I was doing some tests in Universe Sandbox a while ago and I noticed a strange behavior shown by giant planets on highly inclined orbits. In the simulation I placed an Earth at 1 AU around the Sun, and with an inclination of 0 degrees, and a Jupiter in a 2:1 resonance with Earth. The Jupiter was also at an orbital inclination of 20 degrees. When I ran the simulation, things seemed normal at first. However, I soon noticed a pattern with the Earth's movement.
In a period of around 100 years, the Earth's orbital inclination increased to around 40 degrees, then decreased again.
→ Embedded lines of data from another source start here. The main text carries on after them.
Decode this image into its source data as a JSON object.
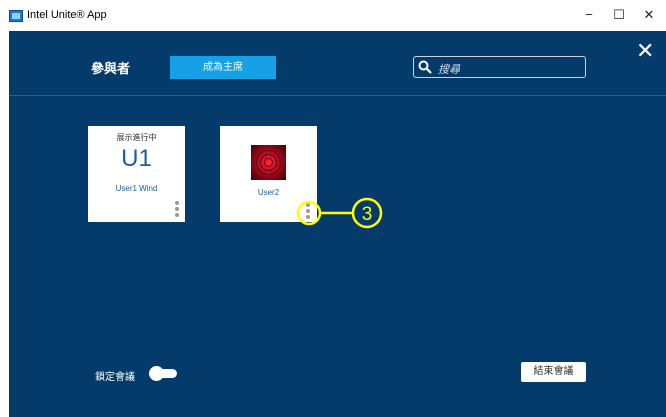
{
  "window": {
    "title": "Intel Unite® App",
    "minimize": "−",
    "maximize": "☐",
    "close": "✕"
  },
  "header": {
    "participants_label": "參與者",
    "host_button": "成為主席",
    "search_placeholder": "搜尋",
    "close": "✕"
  },
  "participants": [
    {
      "status": "展示進行中",
      "initials": "U1",
      "name": "User1 Wind"
    },
    {
      "status": "",
      "initials": "",
      "name": "User2"
    }
  ],
  "annotation": {
    "number": "3",
    "color": "#ffff00"
  },
  "footer": {
    "lock_label": "鎖定會議",
    "lock_on": true,
    "end_button": "結束會議"
  },
  "colors": {
    "background": "#053b6a",
    "accent": "#16a1e7",
    "text": "#ffffff"
  }
}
It then continued until its orbital inclination was around -40 degrees and then increased, spanning a time of 2 centuries per cycle, which i dubbed "Inclinatory Cycles". I tested other things too. With further tests I concluded that the Earth will always deviate from its base inclination by twice the giant's inclination on each cycle, and that the higher the mass and the closer the giant, the faster the cycle.
So, I was wondering if these "Inclinatory cycles" could be used in seasonbuilding. After all, more extreme inclinations lead to more extreme seasons. I can imagine an intelligent species realizing that for half a century, the seasons get more extreme, with hotter summers and colder winters. and for the other half, they get less extreme. Seasonal floods in rivers from the melting poles during an extreme summer could be the telltale marking, and this could be used for agricultural purposes. Now, my question is: Is this setup with a highly inclined gas giant even possible, and what would be the ramifications it would have on agriculture?